== Work instructions ==
Set down every entry exactly as given. Pictures are to be left out.

(Website and app data records)
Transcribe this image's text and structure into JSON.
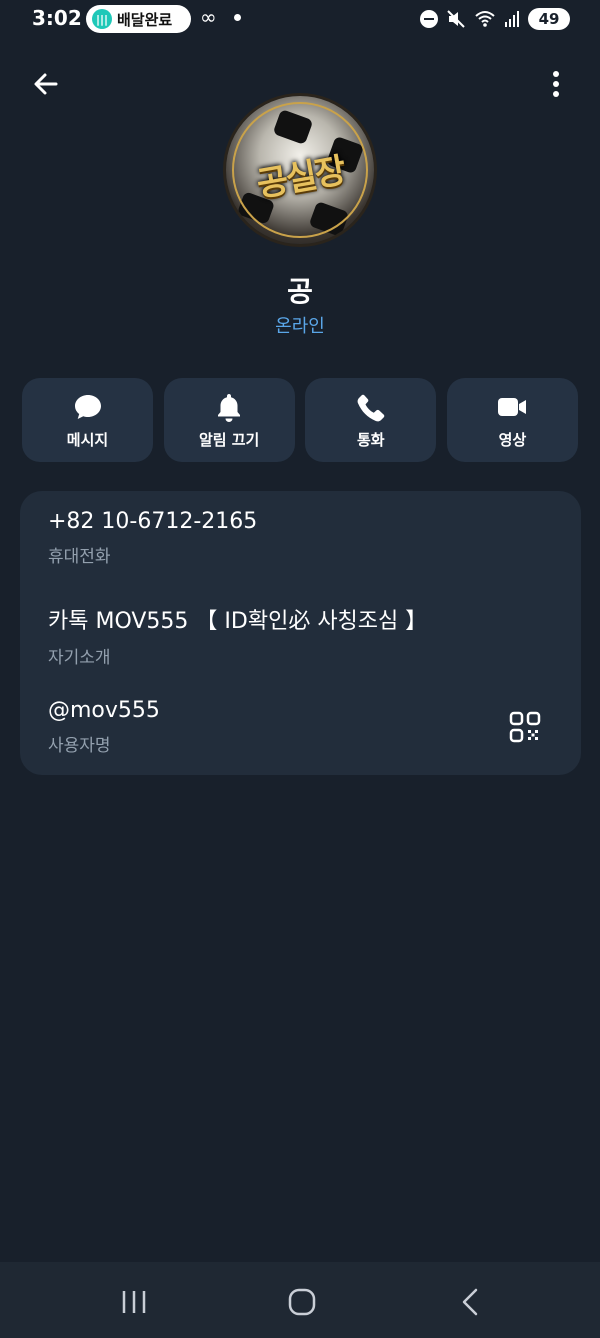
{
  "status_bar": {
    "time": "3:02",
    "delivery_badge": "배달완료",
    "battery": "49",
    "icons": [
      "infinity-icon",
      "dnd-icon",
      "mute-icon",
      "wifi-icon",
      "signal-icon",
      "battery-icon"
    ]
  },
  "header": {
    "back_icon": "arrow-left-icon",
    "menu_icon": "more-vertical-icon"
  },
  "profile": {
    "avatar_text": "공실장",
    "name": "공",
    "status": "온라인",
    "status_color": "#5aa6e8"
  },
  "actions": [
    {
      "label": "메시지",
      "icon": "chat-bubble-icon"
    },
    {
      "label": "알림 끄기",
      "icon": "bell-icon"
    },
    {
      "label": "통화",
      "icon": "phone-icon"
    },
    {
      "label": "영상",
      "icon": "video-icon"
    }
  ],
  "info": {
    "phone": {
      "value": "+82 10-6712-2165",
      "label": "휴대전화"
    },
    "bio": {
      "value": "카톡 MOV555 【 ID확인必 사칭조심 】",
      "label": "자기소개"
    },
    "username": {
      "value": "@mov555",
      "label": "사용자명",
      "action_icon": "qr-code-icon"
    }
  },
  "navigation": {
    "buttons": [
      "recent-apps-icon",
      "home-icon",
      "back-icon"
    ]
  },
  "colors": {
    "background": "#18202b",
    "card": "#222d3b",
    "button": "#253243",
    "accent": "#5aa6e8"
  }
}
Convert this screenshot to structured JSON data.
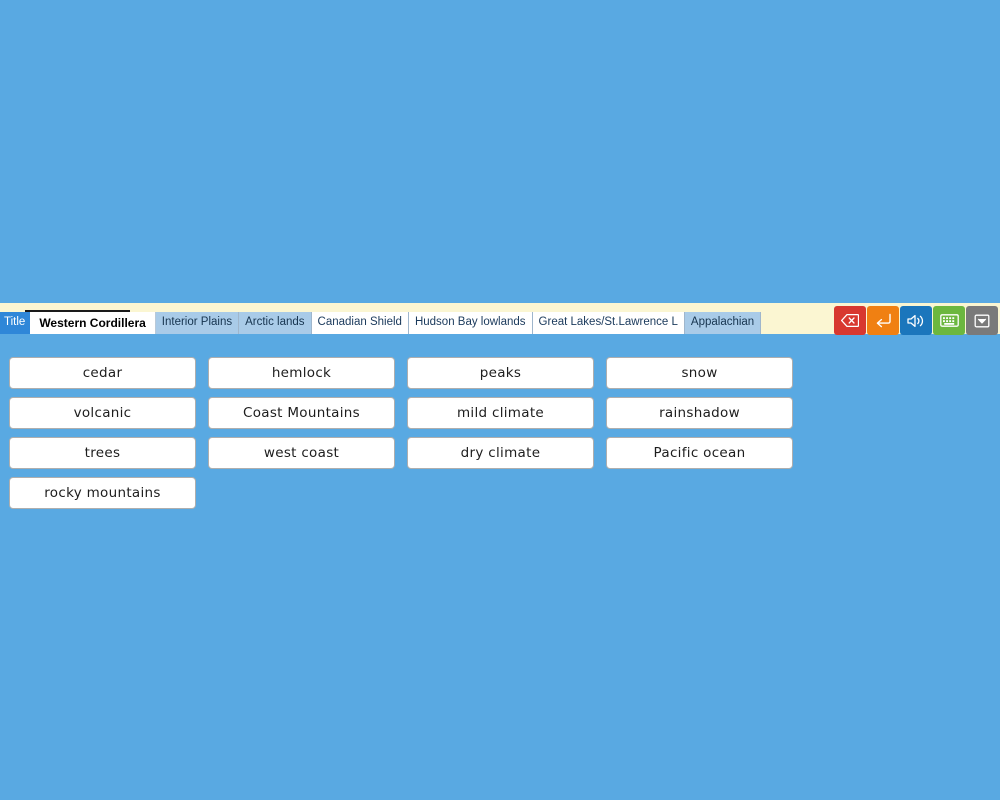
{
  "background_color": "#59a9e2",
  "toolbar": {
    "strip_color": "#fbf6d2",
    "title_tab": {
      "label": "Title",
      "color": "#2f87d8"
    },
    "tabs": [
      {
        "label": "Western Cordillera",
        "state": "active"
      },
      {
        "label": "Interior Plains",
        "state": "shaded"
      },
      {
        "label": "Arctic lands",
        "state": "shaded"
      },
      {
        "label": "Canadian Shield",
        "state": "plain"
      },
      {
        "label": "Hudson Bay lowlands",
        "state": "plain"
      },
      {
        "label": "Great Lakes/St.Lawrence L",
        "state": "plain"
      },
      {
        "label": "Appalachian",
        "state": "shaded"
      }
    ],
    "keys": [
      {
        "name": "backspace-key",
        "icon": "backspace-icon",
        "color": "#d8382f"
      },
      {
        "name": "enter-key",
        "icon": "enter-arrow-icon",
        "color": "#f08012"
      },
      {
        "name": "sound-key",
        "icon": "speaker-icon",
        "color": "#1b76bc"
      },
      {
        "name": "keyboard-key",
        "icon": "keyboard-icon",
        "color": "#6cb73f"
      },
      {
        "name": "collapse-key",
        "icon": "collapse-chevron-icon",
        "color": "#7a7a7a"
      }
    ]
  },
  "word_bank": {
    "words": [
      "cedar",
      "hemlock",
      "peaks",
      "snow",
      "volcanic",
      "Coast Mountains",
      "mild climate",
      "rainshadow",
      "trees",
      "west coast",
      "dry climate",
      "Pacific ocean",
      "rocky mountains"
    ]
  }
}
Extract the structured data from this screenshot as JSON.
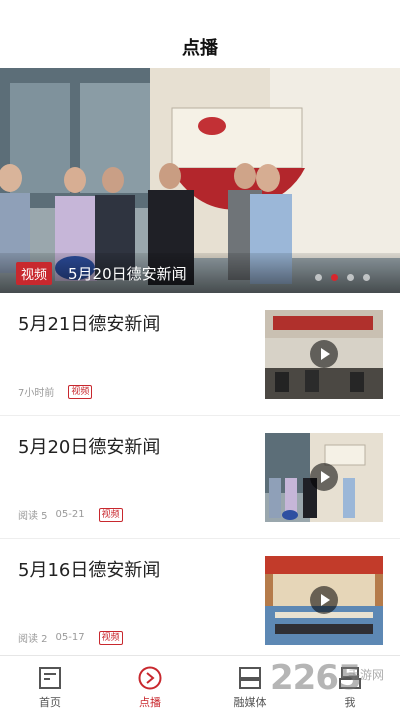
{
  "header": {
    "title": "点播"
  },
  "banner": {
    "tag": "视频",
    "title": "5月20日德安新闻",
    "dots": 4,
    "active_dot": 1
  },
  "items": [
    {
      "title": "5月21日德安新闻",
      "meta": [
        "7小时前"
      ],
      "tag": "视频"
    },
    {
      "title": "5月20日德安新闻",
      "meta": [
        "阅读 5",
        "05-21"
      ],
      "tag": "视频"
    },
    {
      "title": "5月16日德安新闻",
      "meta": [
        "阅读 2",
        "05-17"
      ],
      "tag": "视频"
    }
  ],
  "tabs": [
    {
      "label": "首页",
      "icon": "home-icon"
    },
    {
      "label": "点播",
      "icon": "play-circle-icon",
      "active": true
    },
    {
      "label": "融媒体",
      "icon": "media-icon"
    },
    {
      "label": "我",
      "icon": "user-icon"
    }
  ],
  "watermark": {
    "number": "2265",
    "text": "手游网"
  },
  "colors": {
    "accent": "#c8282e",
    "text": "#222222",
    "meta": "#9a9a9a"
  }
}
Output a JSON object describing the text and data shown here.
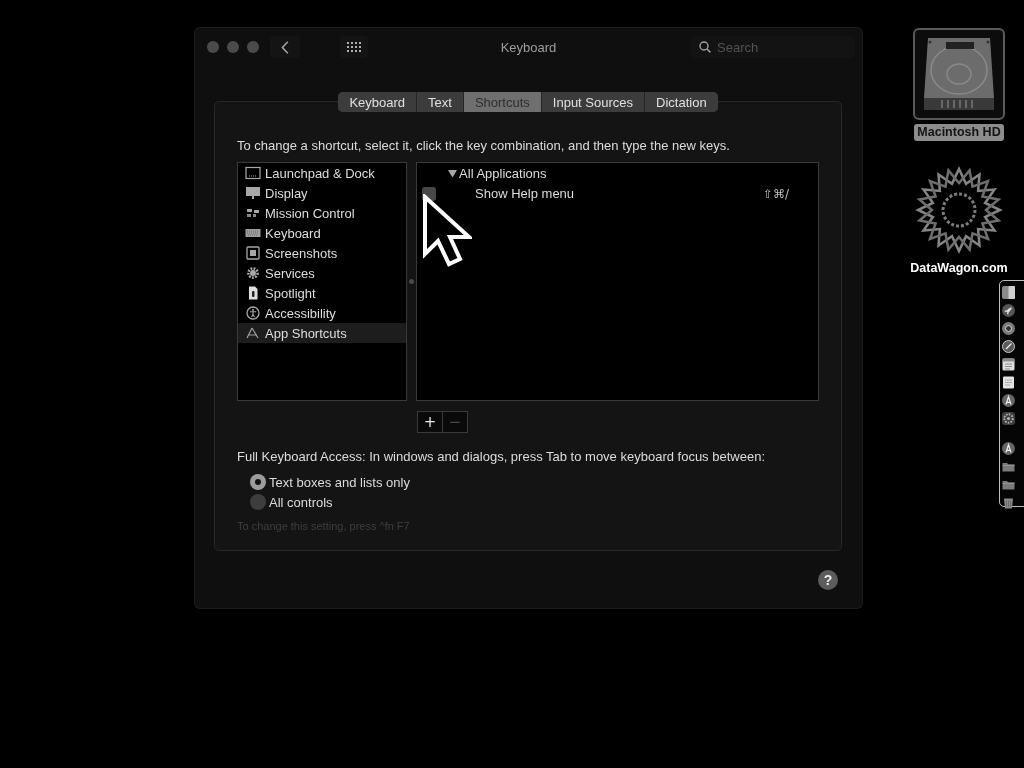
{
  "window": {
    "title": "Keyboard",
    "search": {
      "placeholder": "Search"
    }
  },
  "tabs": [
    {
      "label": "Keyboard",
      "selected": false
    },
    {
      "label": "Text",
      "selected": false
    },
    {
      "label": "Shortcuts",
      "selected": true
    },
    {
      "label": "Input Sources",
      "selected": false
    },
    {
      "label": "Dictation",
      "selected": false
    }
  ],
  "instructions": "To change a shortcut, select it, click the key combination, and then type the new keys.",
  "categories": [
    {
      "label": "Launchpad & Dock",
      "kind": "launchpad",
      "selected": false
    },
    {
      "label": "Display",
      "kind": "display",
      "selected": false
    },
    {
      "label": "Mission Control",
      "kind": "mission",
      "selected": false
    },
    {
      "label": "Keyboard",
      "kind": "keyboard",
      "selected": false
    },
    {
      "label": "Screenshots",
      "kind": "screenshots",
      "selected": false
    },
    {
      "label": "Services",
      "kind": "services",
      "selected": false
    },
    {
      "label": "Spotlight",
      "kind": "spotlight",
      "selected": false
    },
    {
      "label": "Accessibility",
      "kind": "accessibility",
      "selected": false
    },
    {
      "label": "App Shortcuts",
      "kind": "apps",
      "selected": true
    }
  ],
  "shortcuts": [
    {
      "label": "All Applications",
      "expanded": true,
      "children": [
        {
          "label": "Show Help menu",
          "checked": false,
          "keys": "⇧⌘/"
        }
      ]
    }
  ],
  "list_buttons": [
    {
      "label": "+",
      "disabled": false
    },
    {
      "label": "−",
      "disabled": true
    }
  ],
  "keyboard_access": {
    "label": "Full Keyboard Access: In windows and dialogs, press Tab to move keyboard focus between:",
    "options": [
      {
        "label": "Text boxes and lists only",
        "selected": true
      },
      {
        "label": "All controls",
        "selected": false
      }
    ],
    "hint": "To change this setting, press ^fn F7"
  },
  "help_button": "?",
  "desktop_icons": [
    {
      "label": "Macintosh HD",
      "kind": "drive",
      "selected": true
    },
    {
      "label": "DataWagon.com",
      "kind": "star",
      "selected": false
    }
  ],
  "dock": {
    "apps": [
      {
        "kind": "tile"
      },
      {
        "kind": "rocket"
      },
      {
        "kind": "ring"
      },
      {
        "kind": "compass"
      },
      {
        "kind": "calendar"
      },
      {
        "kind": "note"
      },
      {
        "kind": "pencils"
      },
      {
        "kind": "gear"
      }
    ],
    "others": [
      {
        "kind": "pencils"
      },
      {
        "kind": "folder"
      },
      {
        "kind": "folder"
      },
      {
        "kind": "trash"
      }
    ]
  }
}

== Written response ==
Transcribe this image's text and structure into JSON.
{
  "status_bar": {
    "time": "3:02",
    "delivery_badge": "배달완료",
    "battery": "49",
    "icons": [
      "infinity-icon",
      "dnd-icon",
      "mute-icon",
      "wifi-icon",
      "signal-icon",
      "battery-icon"
    ]
  },
  "header": {
    "back_icon": "arrow-left-icon",
    "menu_icon": "more-vertical-icon"
  },
  "profile": {
    "avatar_text": "공실장",
    "name": "공",
    "status": "온라인",
    "status_color": "#5aa6e8"
  },
  "actions": [
    {
      "label": "메시지",
      "icon": "chat-bubble-icon"
    },
    {
      "label": "알림 끄기",
      "icon": "bell-icon"
    },
    {
      "label": "통화",
      "icon": "phone-icon"
    },
    {
      "label": "영상",
      "icon": "video-icon"
    }
  ],
  "info": {
    "phone": {
      "value": "+82 10-6712-2165",
      "label": "휴대전화"
    },
    "bio": {
      "value": "카톡 MOV555 【 ID확인必 사칭조심 】",
      "label": "자기소개"
    },
    "username": {
      "value": "@mov555",
      "label": "사용자명",
      "action_icon": "qr-code-icon"
    }
  },
  "navigation": {
    "buttons": [
      "recent-apps-icon",
      "home-icon",
      "back-icon"
    ]
  },
  "colors": {
    "background": "#18202b",
    "card": "#222d3b",
    "button": "#253243",
    "accent": "#5aa6e8"
  }
}
Convert this screenshot to structured JSON data.
{
  "background_color": "#59a9e2",
  "toolbar": {
    "strip_color": "#fbf6d2",
    "title_tab": {
      "label": "Title",
      "color": "#2f87d8"
    },
    "tabs": [
      {
        "label": "Western Cordillera",
        "state": "active"
      },
      {
        "label": "Interior Plains",
        "state": "shaded"
      },
      {
        "label": "Arctic lands",
        "state": "shaded"
      },
      {
        "label": "Canadian Shield",
        "state": "plain"
      },
      {
        "label": "Hudson Bay lowlands",
        "state": "plain"
      },
      {
        "label": "Great Lakes/St.Lawrence L",
        "state": "plain"
      },
      {
        "label": "Appalachian",
        "state": "shaded"
      }
    ],
    "keys": [
      {
        "name": "backspace-key",
        "icon": "backspace-icon",
        "color": "#d8382f"
      },
      {
        "name": "enter-key",
        "icon": "enter-arrow-icon",
        "color": "#f08012"
      },
      {
        "name": "sound-key",
        "icon": "speaker-icon",
        "color": "#1b76bc"
      },
      {
        "name": "keyboard-key",
        "icon": "keyboard-icon",
        "color": "#6cb73f"
      },
      {
        "name": "collapse-key",
        "icon": "collapse-chevron-icon",
        "color": "#7a7a7a"
      }
    ]
  },
  "word_bank": {
    "words": [
      "cedar",
      "hemlock",
      "peaks",
      "snow",
      "volcanic",
      "Coast Mountains",
      "mild climate",
      "rainshadow",
      "trees",
      "west coast",
      "dry climate",
      "Pacific ocean",
      "rocky mountains"
    ]
  }
}
Extract the structured data from this screenshot as JSON.
{
  "header": {
    "title": "点播"
  },
  "banner": {
    "tag": "视频",
    "title": "5月20日德安新闻",
    "dots": 4,
    "active_dot": 1
  },
  "items": [
    {
      "title": "5月21日德安新闻",
      "meta": [
        "7小时前"
      ],
      "tag": "视频"
    },
    {
      "title": "5月20日德安新闻",
      "meta": [
        "阅读 5",
        "05-21"
      ],
      "tag": "视频"
    },
    {
      "title": "5月16日德安新闻",
      "meta": [
        "阅读 2",
        "05-17"
      ],
      "tag": "视频"
    }
  ],
  "tabs": [
    {
      "label": "首页",
      "icon": "home-icon"
    },
    {
      "label": "点播",
      "icon": "play-circle-icon",
      "active": true
    },
    {
      "label": "融媒体",
      "icon": "media-icon"
    },
    {
      "label": "我",
      "icon": "user-icon"
    }
  ],
  "watermark": {
    "number": "2265",
    "text": "手游网"
  },
  "colors": {
    "accent": "#c8282e",
    "text": "#222222",
    "meta": "#9a9a9a"
  }
}
Output a JSON object describing the text and data shown here.
{
  "window": {
    "title": "Keyboard",
    "search": {
      "placeholder": "Search"
    }
  },
  "tabs": [
    {
      "label": "Keyboard",
      "selected": false
    },
    {
      "label": "Text",
      "selected": false
    },
    {
      "label": "Shortcuts",
      "selected": true
    },
    {
      "label": "Input Sources",
      "selected": false
    },
    {
      "label": "Dictation",
      "selected": false
    }
  ],
  "instructions": "To change a shortcut, select it, click the key combination, and then type the new keys.",
  "categories": [
    {
      "label": "Launchpad & Dock",
      "kind": "launchpad",
      "selected": false
    },
    {
      "label": "Display",
      "kind": "display",
      "selected": false
    },
    {
      "label": "Mission Control",
      "kind": "mission",
      "selected": false
    },
    {
      "label": "Keyboard",
      "kind": "keyboard",
      "selected": false
    },
    {
      "label": "Screenshots",
      "kind": "screenshots",
      "selected": false
    },
    {
      "label": "Services",
      "kind": "services",
      "selected": false
    },
    {
      "label": "Spotlight",
      "kind": "spotlight",
      "selected": false
    },
    {
      "label": "Accessibility",
      "kind": "accessibility",
      "selected": false
    },
    {
      "label": "App Shortcuts",
      "kind": "apps",
      "selected": true
    }
  ],
  "shortcuts": [
    {
      "label": "All Applications",
      "expanded": true,
      "children": [
        {
          "label": "Show Help menu",
          "checked": false,
          "keys": "⇧⌘/"
        }
      ]
    }
  ],
  "list_buttons": [
    {
      "label": "+",
      "disabled": false
    },
    {
      "label": "−",
      "disabled": true
    }
  ],
  "keyboard_access": {
    "label": "Full Keyboard Access: In windows and dialogs, press Tab to move keyboard focus between:",
    "options": [
      {
        "label": "Text boxes and lists only",
        "selected": true
      },
      {
        "label": "All controls",
        "selected": false
      }
    ],
    "hint": "To change this setting, press ^fn F7"
  },
  "help_button": "?",
  "desktop_icons": [
    {
      "label": "Macintosh HD",
      "kind": "drive",
      "selected": true
    },
    {
      "label": "DataWagon.com",
      "kind": "star",
      "selected": false
    }
  ],
  "dock": {
    "apps": [
      {
        "kind": "tile"
      },
      {
        "kind": "rocket"
      },
      {
        "kind": "ring"
      },
      {
        "kind": "compass"
      },
      {
        "kind": "calendar"
      },
      {
        "kind": "note"
      },
      {
        "kind": "pencils"
      },
      {
        "kind": "gear"
      }
    ],
    "others": [
      {
        "kind": "pencils"
      },
      {
        "kind": "folder"
      },
      {
        "kind": "folder"
      },
      {
        "kind": "trash"
      }
    ]
  }
}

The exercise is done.